The present invention successfully addresses the shortcomings of the presently known configurations by providing a framework for space partitions which can quickly and inexpensively be customized for any desired dimensions and which will obviate the need to fabricate permanent and cumbersome rigid welded frames.
The framework according to the present invention can be quickly assembled on-site using a small number of components, most of which are standard. The framework module is assembled from a pair of vertical members which may be of any desired height, including standard heights.

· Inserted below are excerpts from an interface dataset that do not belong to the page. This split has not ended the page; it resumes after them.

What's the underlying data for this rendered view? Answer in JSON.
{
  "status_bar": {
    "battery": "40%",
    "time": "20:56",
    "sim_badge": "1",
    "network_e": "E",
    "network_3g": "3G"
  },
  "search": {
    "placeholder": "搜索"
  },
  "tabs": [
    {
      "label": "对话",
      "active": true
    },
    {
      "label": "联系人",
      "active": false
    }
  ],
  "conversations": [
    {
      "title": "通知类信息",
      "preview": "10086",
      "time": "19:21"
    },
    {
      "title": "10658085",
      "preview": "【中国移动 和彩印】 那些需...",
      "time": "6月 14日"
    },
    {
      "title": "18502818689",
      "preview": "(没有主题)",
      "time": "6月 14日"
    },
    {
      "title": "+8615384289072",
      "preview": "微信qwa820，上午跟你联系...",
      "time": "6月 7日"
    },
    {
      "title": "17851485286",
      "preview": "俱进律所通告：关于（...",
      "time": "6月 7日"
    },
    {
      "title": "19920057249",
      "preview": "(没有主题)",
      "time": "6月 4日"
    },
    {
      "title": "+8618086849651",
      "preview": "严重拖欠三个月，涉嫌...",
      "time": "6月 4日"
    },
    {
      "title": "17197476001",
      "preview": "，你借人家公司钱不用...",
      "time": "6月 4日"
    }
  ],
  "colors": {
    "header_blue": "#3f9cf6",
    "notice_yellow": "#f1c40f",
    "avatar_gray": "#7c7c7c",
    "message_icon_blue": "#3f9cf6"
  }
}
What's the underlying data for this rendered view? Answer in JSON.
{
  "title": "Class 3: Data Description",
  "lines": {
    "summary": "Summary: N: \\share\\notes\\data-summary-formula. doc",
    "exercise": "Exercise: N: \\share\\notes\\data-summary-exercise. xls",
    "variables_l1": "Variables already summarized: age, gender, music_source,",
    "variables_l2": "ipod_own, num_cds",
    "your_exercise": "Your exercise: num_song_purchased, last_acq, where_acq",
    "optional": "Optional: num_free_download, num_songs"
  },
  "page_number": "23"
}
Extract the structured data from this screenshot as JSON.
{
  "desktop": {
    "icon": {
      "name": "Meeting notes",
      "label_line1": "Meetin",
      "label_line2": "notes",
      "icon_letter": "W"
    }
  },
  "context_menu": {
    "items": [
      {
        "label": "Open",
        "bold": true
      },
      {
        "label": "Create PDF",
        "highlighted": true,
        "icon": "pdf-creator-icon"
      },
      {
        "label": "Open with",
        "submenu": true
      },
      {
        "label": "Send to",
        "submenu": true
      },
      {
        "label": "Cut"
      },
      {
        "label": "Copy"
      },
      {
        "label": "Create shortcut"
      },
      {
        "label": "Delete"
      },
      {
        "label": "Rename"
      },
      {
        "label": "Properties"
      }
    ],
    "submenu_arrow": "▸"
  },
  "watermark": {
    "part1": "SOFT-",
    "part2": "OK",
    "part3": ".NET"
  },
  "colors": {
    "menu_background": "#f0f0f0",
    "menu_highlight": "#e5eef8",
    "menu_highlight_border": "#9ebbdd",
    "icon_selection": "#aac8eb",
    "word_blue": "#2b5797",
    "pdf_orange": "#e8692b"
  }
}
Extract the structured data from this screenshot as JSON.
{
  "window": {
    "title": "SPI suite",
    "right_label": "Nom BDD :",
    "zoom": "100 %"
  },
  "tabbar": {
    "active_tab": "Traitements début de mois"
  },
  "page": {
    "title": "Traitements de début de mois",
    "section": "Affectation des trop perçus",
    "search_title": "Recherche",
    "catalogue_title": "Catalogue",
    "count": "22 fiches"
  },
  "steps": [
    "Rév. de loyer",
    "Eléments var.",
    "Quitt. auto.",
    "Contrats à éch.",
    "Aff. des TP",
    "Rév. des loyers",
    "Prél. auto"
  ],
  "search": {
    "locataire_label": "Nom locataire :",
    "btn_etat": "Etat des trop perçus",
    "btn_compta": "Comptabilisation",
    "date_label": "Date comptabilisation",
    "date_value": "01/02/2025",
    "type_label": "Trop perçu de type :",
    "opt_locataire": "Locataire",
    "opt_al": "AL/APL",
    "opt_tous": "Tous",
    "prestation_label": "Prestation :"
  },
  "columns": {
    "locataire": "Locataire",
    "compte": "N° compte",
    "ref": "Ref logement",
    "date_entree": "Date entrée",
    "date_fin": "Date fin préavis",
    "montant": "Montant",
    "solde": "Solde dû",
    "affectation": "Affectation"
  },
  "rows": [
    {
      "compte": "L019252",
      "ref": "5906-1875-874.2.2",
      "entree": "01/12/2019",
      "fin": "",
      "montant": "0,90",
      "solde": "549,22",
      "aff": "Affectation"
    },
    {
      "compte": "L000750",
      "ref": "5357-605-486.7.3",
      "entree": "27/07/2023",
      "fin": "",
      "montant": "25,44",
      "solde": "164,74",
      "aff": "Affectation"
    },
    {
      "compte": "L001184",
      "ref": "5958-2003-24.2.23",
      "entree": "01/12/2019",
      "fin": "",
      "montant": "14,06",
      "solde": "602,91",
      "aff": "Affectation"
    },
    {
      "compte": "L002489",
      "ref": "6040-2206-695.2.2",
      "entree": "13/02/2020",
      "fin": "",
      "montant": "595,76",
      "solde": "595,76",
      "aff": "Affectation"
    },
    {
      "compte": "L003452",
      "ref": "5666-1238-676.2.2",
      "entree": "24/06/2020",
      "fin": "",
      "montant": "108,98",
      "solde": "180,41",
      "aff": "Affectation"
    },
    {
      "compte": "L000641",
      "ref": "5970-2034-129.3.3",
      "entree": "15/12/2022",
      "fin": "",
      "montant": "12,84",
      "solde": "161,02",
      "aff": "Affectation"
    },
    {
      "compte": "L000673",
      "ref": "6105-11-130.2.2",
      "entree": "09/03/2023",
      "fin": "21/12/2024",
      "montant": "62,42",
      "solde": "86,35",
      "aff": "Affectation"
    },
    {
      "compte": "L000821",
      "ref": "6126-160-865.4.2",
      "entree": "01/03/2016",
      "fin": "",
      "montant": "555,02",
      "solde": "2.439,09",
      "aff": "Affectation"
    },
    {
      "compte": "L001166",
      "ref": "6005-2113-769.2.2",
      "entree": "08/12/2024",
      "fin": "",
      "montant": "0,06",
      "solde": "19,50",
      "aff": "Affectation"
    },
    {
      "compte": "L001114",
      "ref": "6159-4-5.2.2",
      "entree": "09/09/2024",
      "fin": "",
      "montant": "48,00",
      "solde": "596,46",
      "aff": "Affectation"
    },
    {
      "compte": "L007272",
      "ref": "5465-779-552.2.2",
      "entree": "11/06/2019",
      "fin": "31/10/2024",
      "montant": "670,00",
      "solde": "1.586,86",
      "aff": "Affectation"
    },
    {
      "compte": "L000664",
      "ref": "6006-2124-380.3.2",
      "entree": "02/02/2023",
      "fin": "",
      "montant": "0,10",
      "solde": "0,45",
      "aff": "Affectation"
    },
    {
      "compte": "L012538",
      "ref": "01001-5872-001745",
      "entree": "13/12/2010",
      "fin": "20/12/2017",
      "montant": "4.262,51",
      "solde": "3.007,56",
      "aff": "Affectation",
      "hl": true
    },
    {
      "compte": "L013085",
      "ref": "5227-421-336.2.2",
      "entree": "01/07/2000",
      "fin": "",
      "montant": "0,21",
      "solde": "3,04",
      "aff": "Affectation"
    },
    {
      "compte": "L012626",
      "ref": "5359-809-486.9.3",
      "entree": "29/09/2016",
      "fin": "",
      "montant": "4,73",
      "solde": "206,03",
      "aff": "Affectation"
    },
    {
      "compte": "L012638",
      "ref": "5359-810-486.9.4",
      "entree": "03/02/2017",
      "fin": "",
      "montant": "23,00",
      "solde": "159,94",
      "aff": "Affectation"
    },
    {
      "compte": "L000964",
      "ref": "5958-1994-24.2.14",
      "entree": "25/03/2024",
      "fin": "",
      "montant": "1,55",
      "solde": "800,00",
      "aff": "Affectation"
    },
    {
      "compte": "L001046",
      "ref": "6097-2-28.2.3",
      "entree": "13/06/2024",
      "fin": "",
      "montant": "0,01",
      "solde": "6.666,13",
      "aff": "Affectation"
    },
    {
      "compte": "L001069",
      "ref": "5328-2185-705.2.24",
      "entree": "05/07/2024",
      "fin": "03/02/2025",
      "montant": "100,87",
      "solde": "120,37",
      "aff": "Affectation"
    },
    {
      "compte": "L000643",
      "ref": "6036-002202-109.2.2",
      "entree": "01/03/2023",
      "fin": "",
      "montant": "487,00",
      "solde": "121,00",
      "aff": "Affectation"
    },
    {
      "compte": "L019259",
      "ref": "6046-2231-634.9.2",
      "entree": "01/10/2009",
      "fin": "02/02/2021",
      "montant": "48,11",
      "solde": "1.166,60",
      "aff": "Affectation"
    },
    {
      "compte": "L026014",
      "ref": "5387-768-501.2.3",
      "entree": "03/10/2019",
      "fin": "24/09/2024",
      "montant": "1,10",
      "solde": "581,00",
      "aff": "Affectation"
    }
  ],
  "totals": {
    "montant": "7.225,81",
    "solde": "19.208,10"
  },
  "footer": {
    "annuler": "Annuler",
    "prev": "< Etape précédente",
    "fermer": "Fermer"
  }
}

The distance between adjoining vertical members, or the span of the module, is determined by the length of the cross member made of cylindrical rods or tubes which can be cut on-site, or which can be precut at the manufacturing facility, to any desired length. The rods or tube are readily fastened at each end to the connector. Each connector is then easily attached to one of the vertical members. Any number of such rod and connectors sets may be used to connect the two vertical members to form a framework of the desired size.
Once the framework has been assembled, the installation of the partition can generally proceed with the placement of the various electrical, telephone and communication wires within the framework. The installation is completed with the attachment of one or more decorative and/or acoustic panels onto the framework to conceal the wiring and give the partition an aesthetically pleasing appearance and/or sound absorbing qualities.
In contrast with the presently known frameworks, a framework according to the present invention is formed by detachably connecting, usually on site, the two vertical members to each other using one or more, preferably two or more, cross members designed so that they can easily be made to have any desired length so as to give the structure any span desired by the user.
The preparation of the various elements needed to assemble the framework is done at the manufacturing site and the unassembled components are easily transported to the installation site where they are easily and quickly assembled into the final structure. The inherent convenience of this approach eliminates the need for inventorying and transporting of large and delicate structures and makes it possible to safely transport a large number of unassembled components over large distances for on-site assembly.